Jesus’ original listeners included people who did not think this was possible. They too were conditioned into negativity in the world and their own worlds.  What prompted all this is the Pharisees complaining that Jesus welcomes and eats with sinners. They don’t even refer to Him by name, calling Jesus “this man.”  Which is what makes them the older brother in the story.  The older brother can’t even call the prodigal his brother, or even refer to his dad as a father, instead saying “I’ve served you all these years.”  He’s reduced his relationship to being a slave, not a son.  Which is what Jesus sees and hears in the hearts of these critics.  In their criticism – in their objections, as they zero in on their negative judgments of others, they’ve allowed the love of God to be eclipsed in their own lives and they don’t even see it as they do surface-level acts of faith. They deny that they, too, are sinners and need God’s Mercy.  And so their experience of true love – how transformative it is in their lives is also eclipsed.
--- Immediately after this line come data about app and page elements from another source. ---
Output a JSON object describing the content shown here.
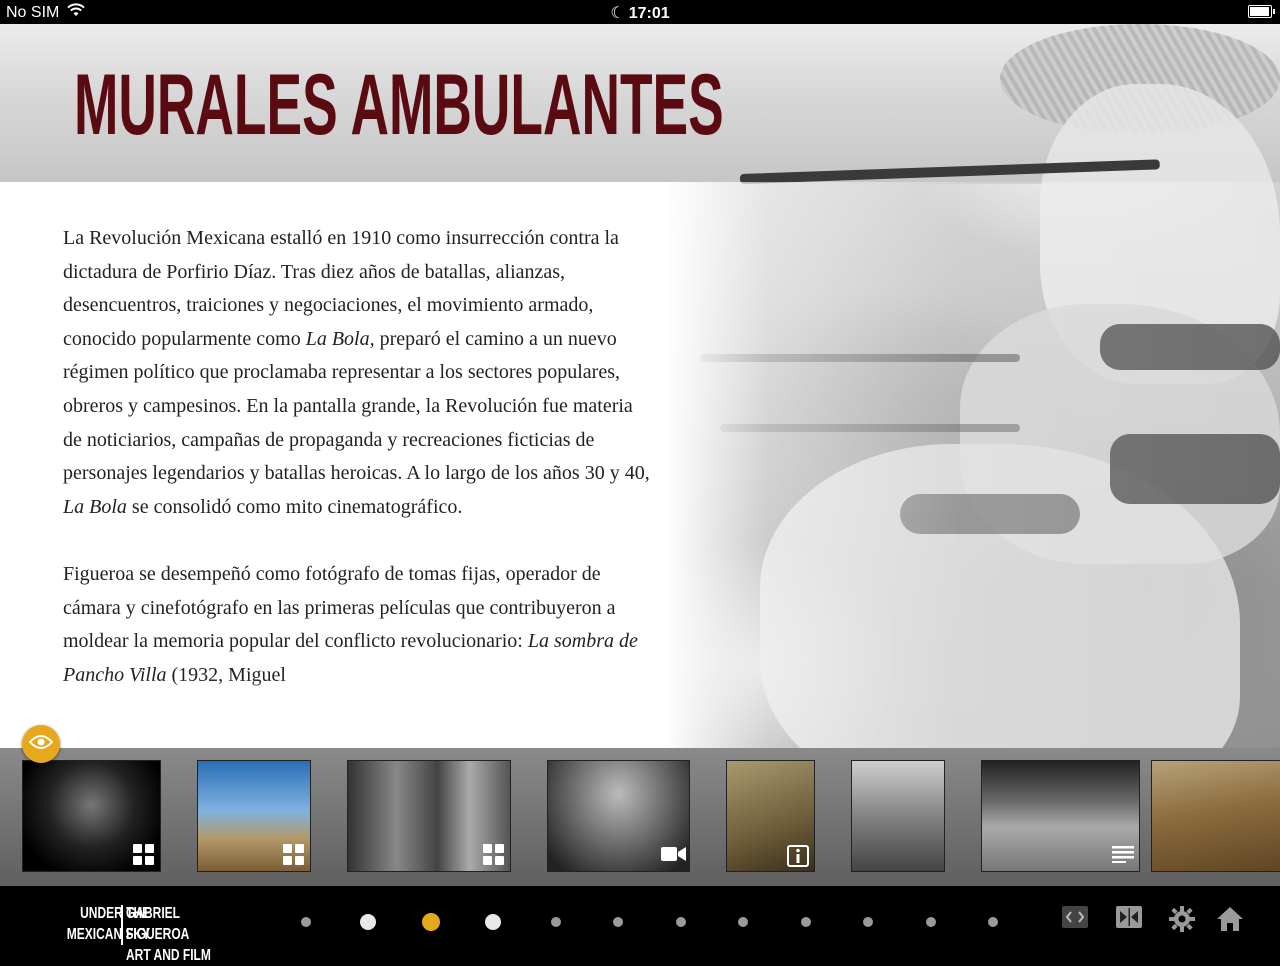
{
  "status_bar": {
    "carrier": "No SIM",
    "time": "17:01",
    "battery_level": 0.95
  },
  "page": {
    "title": "MURALES AMBULANTES",
    "title_color": "#5a0b12"
  },
  "article": {
    "paragraph1_a": "La Revolución Mexicana estalló en 1910 como insurrección contra la dictadura de Porfirio Díaz. Tras diez años de batallas, alianzas, desencuentros, traiciones y negociaciones, el movimiento armado, conocido popularmente como ",
    "paragraph1_italic1": "La Bola,",
    "paragraph1_b": " preparó el camino a un nuevo régimen político que proclamaba representar a los sectores populares, obreros y campesinos. En la pantalla grande, la Revolución fue materia de noticiarios, campañas de propaganda y recreaciones ficticias de personajes legendarios y batallas heroicas. A lo largo de los años 30 y 40, ",
    "paragraph1_italic2": "La Bola",
    "paragraph1_c": " se consolidó como mito cinematográfico.",
    "paragraph2_a": "Figueroa se desempeñó como fotógrafo de tomas fijas, operador de cámara y cinefotógrafo en las primeras películas que contribuyeron a moldear la memoria popular del conflicto revolucionario: ",
    "paragraph2_italic": "La sombra de Pancho Villa",
    "paragraph2_b": " (1932, Miguel"
  },
  "view_button": {
    "icon": "eye-icon",
    "color": "#e6a81c"
  },
  "thumbnails": [
    {
      "kind": "gallery",
      "icon": "grid-icon"
    },
    {
      "kind": "gallery",
      "icon": "grid-icon"
    },
    {
      "kind": "gallery",
      "icon": "grid-icon"
    },
    {
      "kind": "video",
      "icon": "video-camera-icon"
    },
    {
      "kind": "info",
      "icon": "info-icon"
    },
    {
      "kind": "image",
      "icon": ""
    },
    {
      "kind": "text",
      "icon": "text-lines-icon"
    },
    {
      "kind": "image",
      "icon": ""
    }
  ],
  "footer": {
    "logo_line1_left": "UNDER THE",
    "logo_line2_left": "MEXICAN SKY",
    "logo_line1_right": "GABRIEL FIGUEROA",
    "logo_line2_right": "ART AND FILM",
    "page_dots": {
      "count": 12,
      "current_index": 2,
      "active_color": "#e6a81c"
    },
    "tools": [
      "code-brackets-icon",
      "compare-icon",
      "gear-icon",
      "home-icon"
    ]
  }
}
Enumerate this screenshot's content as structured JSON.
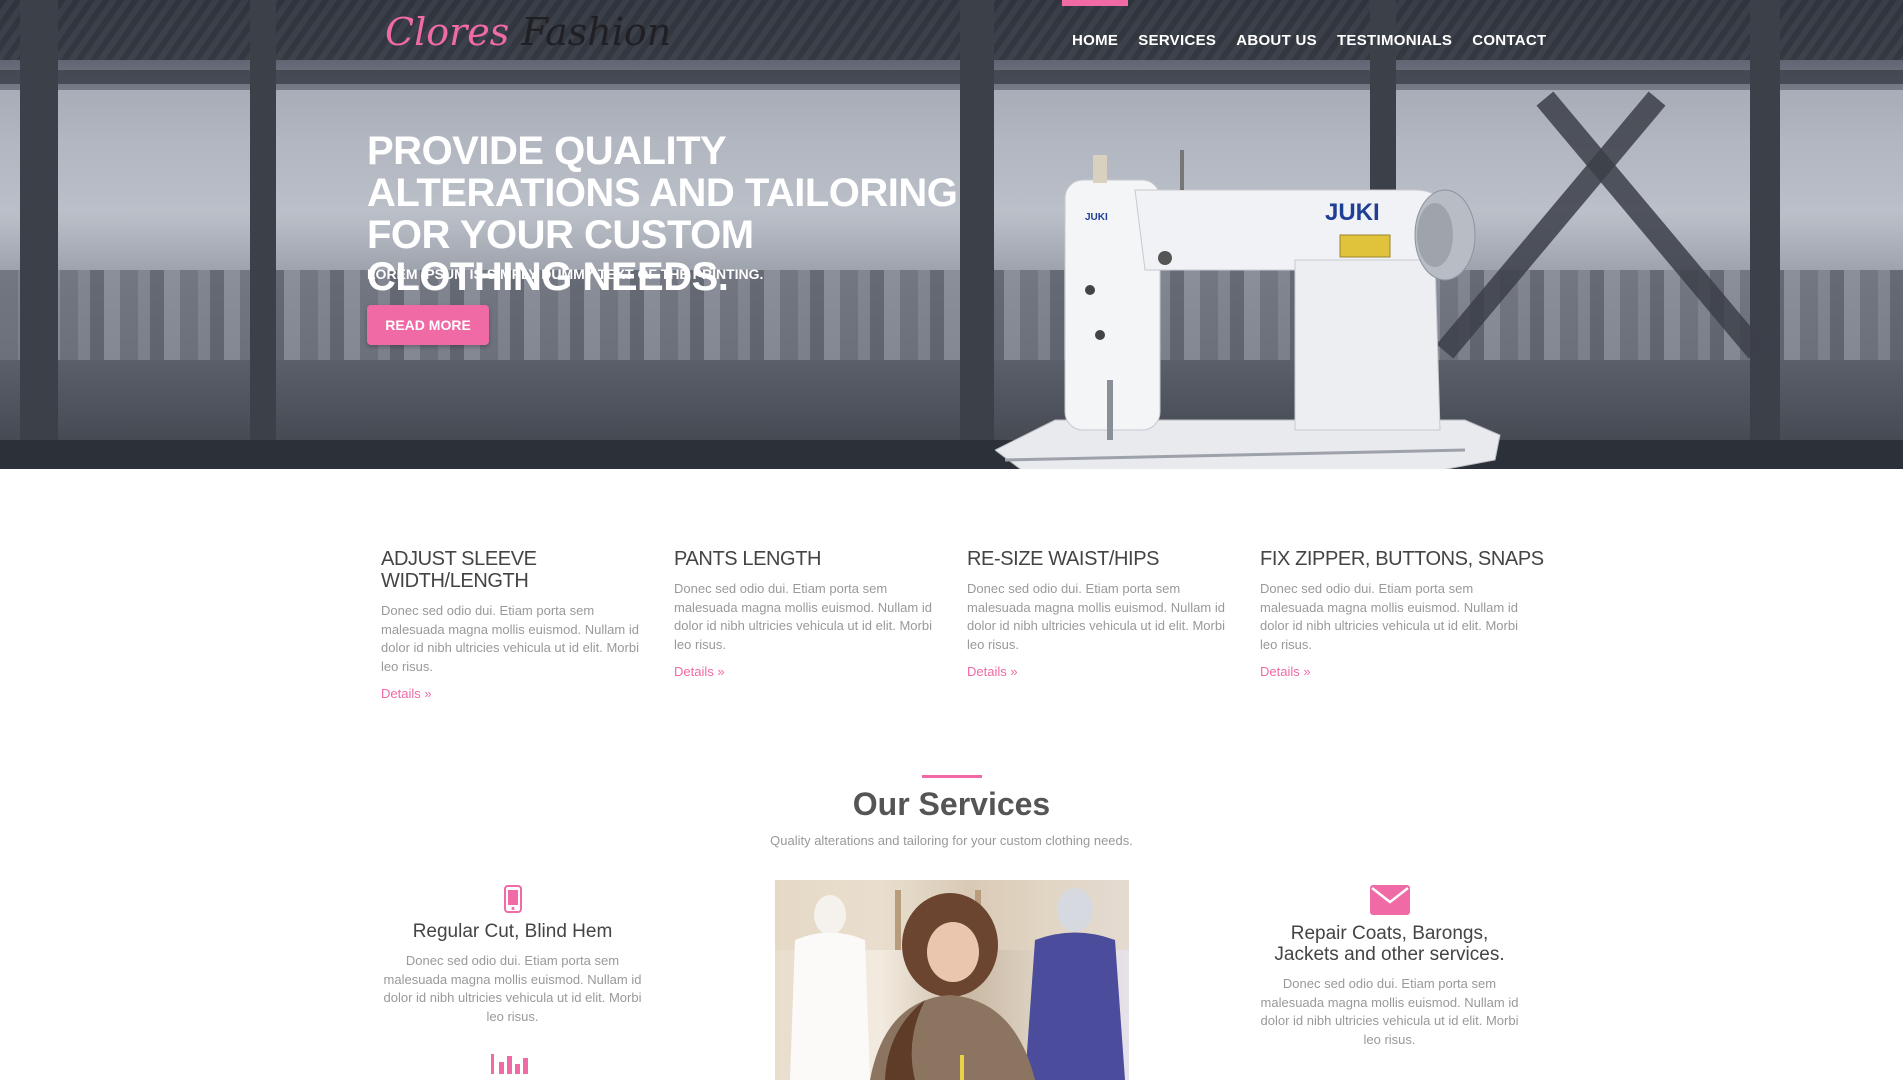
{
  "brand": {
    "part1": "Clores",
    "part2": "Fashion"
  },
  "nav": {
    "items": [
      {
        "label": "HOME",
        "active": true
      },
      {
        "label": "SERVICES",
        "active": false
      },
      {
        "label": "ABOUT US",
        "active": false
      },
      {
        "label": "TESTIMONIALS",
        "active": false
      },
      {
        "label": "CONTACT",
        "active": false
      }
    ]
  },
  "hero": {
    "title": "PROVIDE QUALITY ALTERATIONS AND TAILORING FOR YOUR CUSTOM CLOTHING NEEDS.",
    "subtitle": "LOREM IPSUM IS SIMPLY DUMMY TEXT OF THE PRINTING.",
    "button": "READ MORE",
    "machine_brand": "JUKI"
  },
  "features": [
    {
      "title": "ADJUST SLEEVE WIDTH/LENGTH",
      "text": "Donec sed odio dui. Etiam porta sem malesuada magna mollis euismod. Nullam id dolor id nibh ultricies vehicula ut id elit. Morbi leo risus.",
      "link": "Details »"
    },
    {
      "title": "PANTS LENGTH",
      "text": "Donec sed odio dui. Etiam porta sem malesuada magna mollis euismod. Nullam id dolor id nibh ultricies vehicula ut id elit. Morbi leo risus.",
      "link": "Details »"
    },
    {
      "title": "RE-SIZE WAIST/HIPS",
      "text": "Donec sed odio dui. Etiam porta sem malesuada magna mollis euismod. Nullam id dolor id nibh ultricies vehicula ut id elit. Morbi leo risus.",
      "link": "Details »"
    },
    {
      "title": "FIX ZIPPER, BUTTONS, SNAPS",
      "text": "Donec sed odio dui. Etiam porta sem malesuada magna mollis euismod. Nullam id dolor id nibh ultricies vehicula ut id elit. Morbi leo risus.",
      "link": "Details »"
    }
  ],
  "services": {
    "title": "Our Services",
    "subtitle": "Quality alterations and tailoring for your custom clothing needs.",
    "left": {
      "icon": "mobile-phone-icon",
      "title": "Regular Cut, Blind Hem",
      "text": "Donec sed odio dui. Etiam porta sem malesuada magna mollis euismod. Nullam id dolor id nibh ultricies vehicula ut id elit. Morbi leo risus.",
      "next_icon": "bar-chart-icon"
    },
    "right": {
      "icon": "envelope-icon",
      "title": "Repair Coats, Barongs, Jackets and other services.",
      "text": "Donec sed odio dui. Etiam porta sem malesuada magna mollis euismod. Nullam id dolor id nibh ultricies vehicula ut id elit. Morbi leo risus."
    }
  },
  "colors": {
    "accent": "#f06aa6",
    "heading": "#444444",
    "body_text": "#999999"
  }
}
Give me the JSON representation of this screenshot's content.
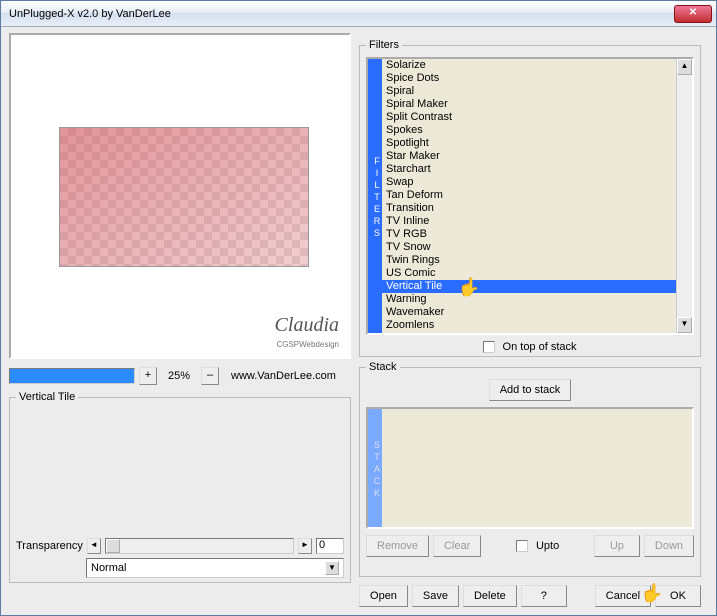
{
  "window": {
    "title": "UnPlugged-X v2.0 by VanDerLee"
  },
  "zoom": {
    "value": "25%",
    "plus": "+",
    "minus": "–",
    "url": "www.VanDerLee.com"
  },
  "vt": {
    "legend": "Vertical Tile",
    "slider_label": "Transparency",
    "slider_value": "0",
    "dropdown": "Normal"
  },
  "filters": {
    "legend": "Filters",
    "vlabel": "FILTERS",
    "items": [
      "Solarize",
      "Spice Dots",
      "Spiral",
      "Spiral Maker",
      "Split Contrast",
      "Spokes",
      "Spotlight",
      "Star Maker",
      "Starchart",
      "Swap",
      "Tan Deform",
      "Transition",
      "TV Inline",
      "TV RGB",
      "TV Snow",
      "Twin Rings",
      "US Comic",
      "Vertical Tile",
      "Warning",
      "Wavemaker",
      "Zoomlens"
    ],
    "selected_index": 17,
    "top_of_stack": "On top of stack"
  },
  "stack": {
    "legend": "Stack",
    "vlabel": "STACK",
    "add": "Add to stack",
    "remove": "Remove",
    "clear": "Clear",
    "upto": "Upto",
    "up": "Up",
    "down": "Down"
  },
  "buttons": {
    "open": "Open",
    "save": "Save",
    "delete": "Delete",
    "help": "?",
    "cancel": "Cancel",
    "ok": "OK"
  },
  "sig": {
    "name": "Claudia",
    "sub": "CGSPWebdesign"
  }
}
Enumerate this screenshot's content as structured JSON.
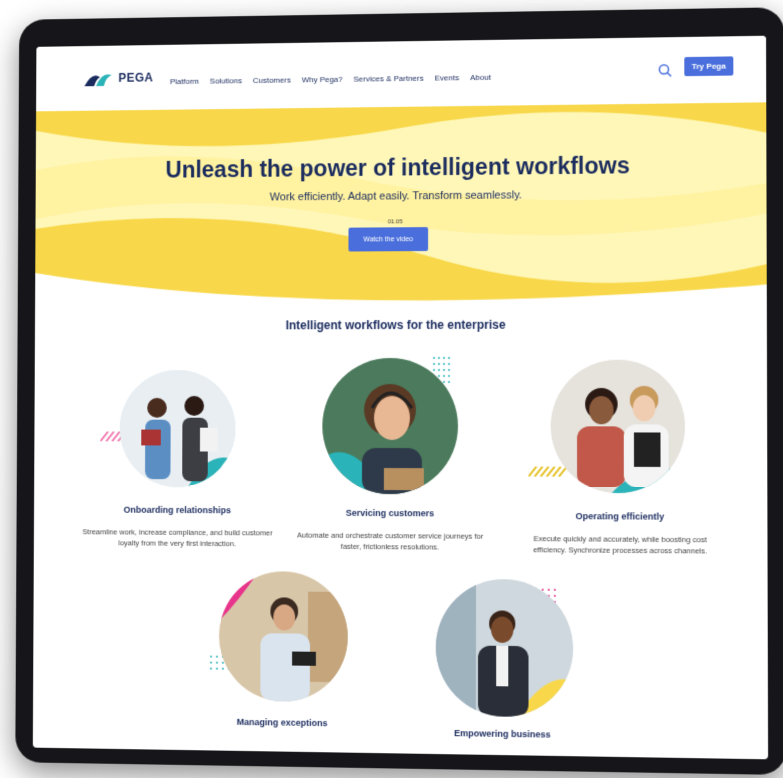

They will refuse to receive this good news…  Yet what does the Father do in the story – he pleads with the son to see he’s a son… which is so much more than what he’s reduced himself to be… That’s Jesus pleading with some of the ones who will conspire to kill him, that even in that most brutal and heinous of acts, He still wants them.  Jesus’ resurrection vindicates for all eternity that the love of God is more powerful than the darkest, evil designs that any soul or demon can design.  And He wants us to know that and want that to change our lives and visions.  To like the younger son to repent and come home.  To not be arrogant and foolish like the older son and remain on a surface level of faith.

Do you think you can become a Saint?

The real question is do you want to become a Saint?  Do we want to?  We’re not being called to be another Mother Teresa.  There was only one.  And in the masterpiece of God’s great design of creation, He only needed one of her.  But what the Gospel is trying to get us to see is that He sees us as just as important, just as worthy, just as loved.

And as we come together at this Mass, that has to sink into the deepest core of ourselves. He has been actively searching for you like that shepherd for that one sheep…. He hasn’t stopped trying to find you, like that woman turning her house upside down for that one coin…. He hasn’t stopped looking for you, longing for you, anxiously waiting for you to return as the Father embraces that wayward son.  May we allow that truth to embrace us.  May that transformative love, change us. May we receive Jesus and become Him to a world in desperate need of Him.